Treasury secretary Henry Rotich has raised the red flag over the growing risk posed by loans guaranteed by taxpayers on Kenya’s budget in the event of defaults.
The outstanding loans guaranteed by the Treasury more than doubled in two and a half years through last December.
Latest statistics by the Treasury show the outstanding debt contracted by firms fully or majority-owned by the State stood at Sh141.45 billion in December 2018 from Sh133.80 billion a year earlier and Sh60.53 billion in June 2016.
“Under various enabling legislation establishing State corporations, the corporations are legal entities with the capacity to borrow or contract debts and other liabilities,” Mr Rotich says in the Medium Term Debt Management Strategy released last month.
“The government through the National Treasury on-lends to respective State corporations and these may constitute a potential source of fiscal risk.”
The Treasury last year guaranteed a $138 million (Sh14.01 billion) loan taken by electricity supplier Kenya Power #ticker:KPLC, adding to big-ticket loans it guaranteed Kenya Airways #ticker:KQ and KenGen #ticker:KEGN to procure in recent years.
Kenya Airways’ loans guaranteed by taxpayers remained unchanged at $750 million (Sh76.39 billion) last December compared with a year earlier, while State-guaranteed loans held by KenGen fell to $107 million (Sh10.86 billion) from Sh25.94 billion.
Guarantees to Kenya Ports Authority (KPA) declined to $331 million (Sh33.70 billion) in December 2018 from $230.24 million (Sh23.77 billion), while the long-standing State-guaranteed loan at Kenya Railways Corporation rose to $45 million (Sh4.58 billion) from $40 million (Sh4.13 billion).
Mr Rotich said the Sh139.54 billion guaranteed to the five firms were performing as of last December. However, ailing State-controlled firms such as Kenya Broadcasting Corporation, East African Portland Cement #ticker:PORT and Tana & Athi Rivers Development Authority have failed to service past loans they procured from Japan International Cooperation Agency, a liability passed onto taxpayers.
By last December, non-performing loans held by the three firms were Sh1.92 billion, reduced from Sh2.54 billion in December 2017 and Sh4.82 billion in June 2016.
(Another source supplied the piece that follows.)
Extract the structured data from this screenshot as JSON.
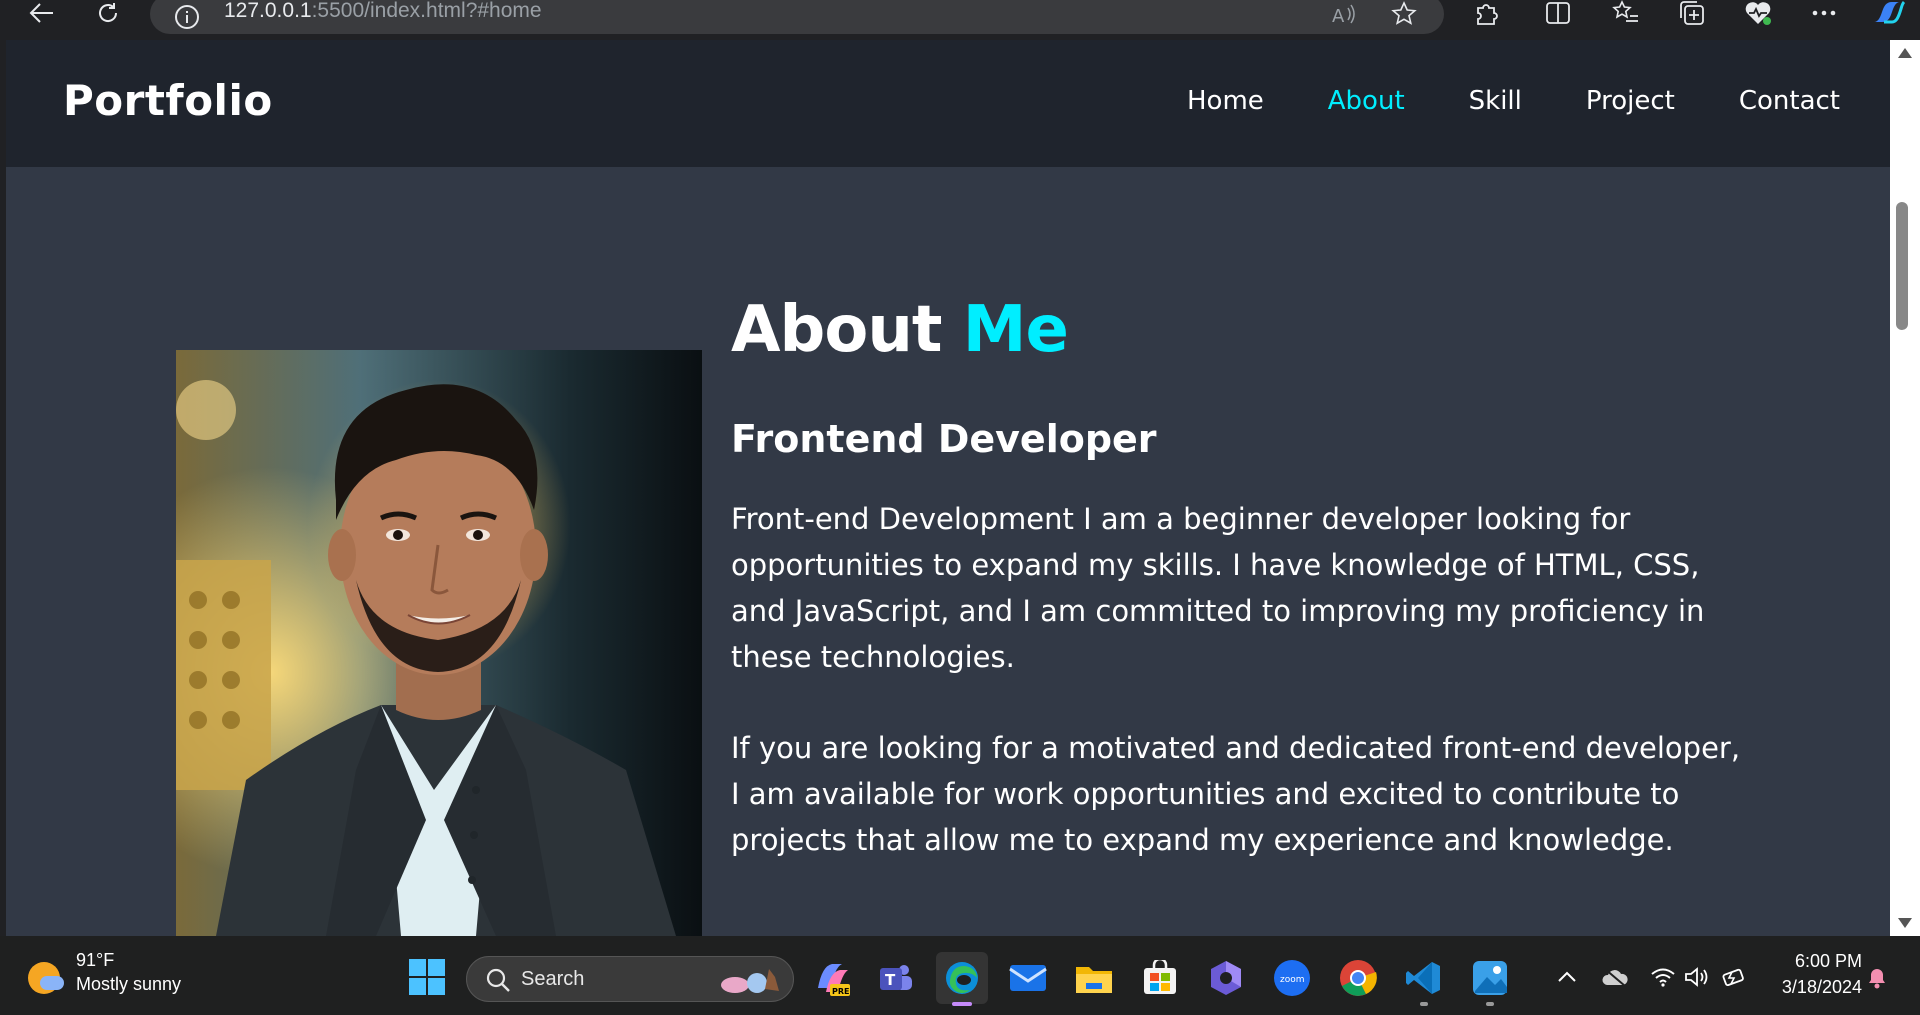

The stock of State-backed debt held by the KBC, which dates nearly 20 years back, reduced to Sh696 million in December 2018 from Sh1.033 billion a year earlier and Sh2.22 billion in June 2016.